Arts and Culture Beat
Ten years after graduating from Marlboro with a Plan in film and political theory, Michelle Threadgould ’07 is a successful journalist covering the intersection between the arts, culture, and social justice.
“I have always been a collaborative storyteller,” says Michelle Threadgould, a freelance journalist and content marketing manager living in Oakland, California. “I love that arts-and-culture journalism introduces me to artists who are creating subversive work and finding a way to creatively voice resistance.”
Michelle’s path to writing success has not been a straightforward one—she graduated just before the national recession of 2008, when jobs in any field were scarce and jobs for a punk-rock political writer were nonexistent. Along the way she has been a maitre d’, a costume designer for feature films, a magazine intern, a food editor at Gotham Digest, and an executive assistant. In 2011 she applied her costume-designing skills to jewelry design and opened a “rock n’ roll reclaimed jewelry” business.
“I became part of an arts collective, shared a showroom, and eventually opened up a store with five other designers. I believed in my business, I believed in my designs, and I opened up pop-up shops across the country, sold at craft fairs, and poured my energy into making it work. But I learned that without enough capital to invest in it, my business wasn’t sustainable.”
A couple of years ago Michelle wrote a story and submitted it to a contest judged by Ben Fong-Torres, the legendary editor of Rolling Stone and a personal idol of hers. Fong-Torres selected her to read her work at a “Basement Series” event, and buoyed by his faith in her she started to pitch stories to outlets regularly.
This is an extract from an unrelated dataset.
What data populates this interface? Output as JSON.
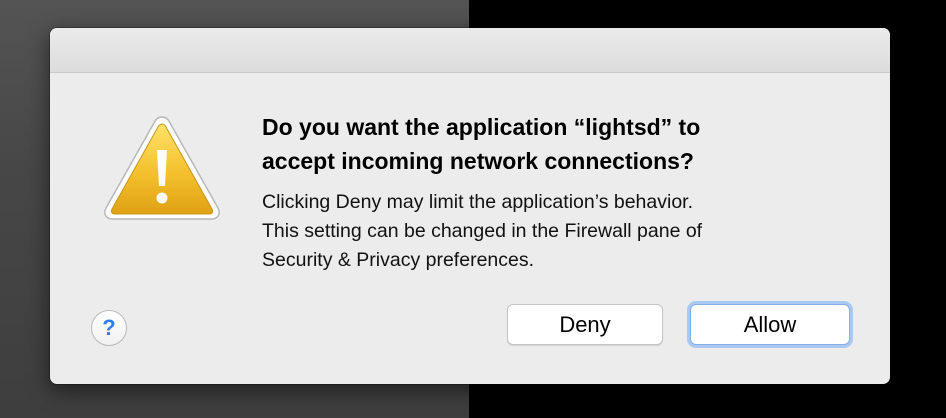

She also began freelancing as a copywriter. She applied for a music editor position at a local alt weekly in the Bay Area, and the managing editor assigned Michelle her first big feature in eight years. The rest is history.
Last year, Michelle’s piece in the Observer, called “We’re Not Going Anywhere: Growing up Latino and Punk in America,” went viral. She was contacted by several national publications, and started writing more regularly for national audiences. In September she had a feature in Remezcla about Marlboro ceramics professor Roberto Lugo, “the self-proclaimed ‘ghetto potter’ turning classical ceramics into radical art.” After a couple of years writing about the Bay Area, she has become close to all the local music and art editors. She writes for the San Francisco NPR affiliate, KQED, on a monthly basis.
“For Día de Los Muertos last year, I went to Mexico City and worked on my first piece of international, investigative journalism,” says Michelle. “I also sold several pieces related to the vibrant alternative rock music scene there. It was an incredible experience.” She plans to move to Mexico next spring to cover more Latinx (the gender-neutral alternative to Latino) issues. “I never had the luxury of traveling before last year, but now it’s really important to me to travel across Latin America.”
Reflecting on her college years, Michelle says, “I think that Marlboro helped me become an even more critical thinker. The teachers at Marlboro pushed me to be a better writer and not be complacent. Also, two of my best friends are from Marlboro, Amanda Martin (’08) and Laura Baetscher (’07), and we have all become politically minded and committed to our work. Their support has been incredible.”
To learn more about Michelle, go to clippings.me/mthreadgould.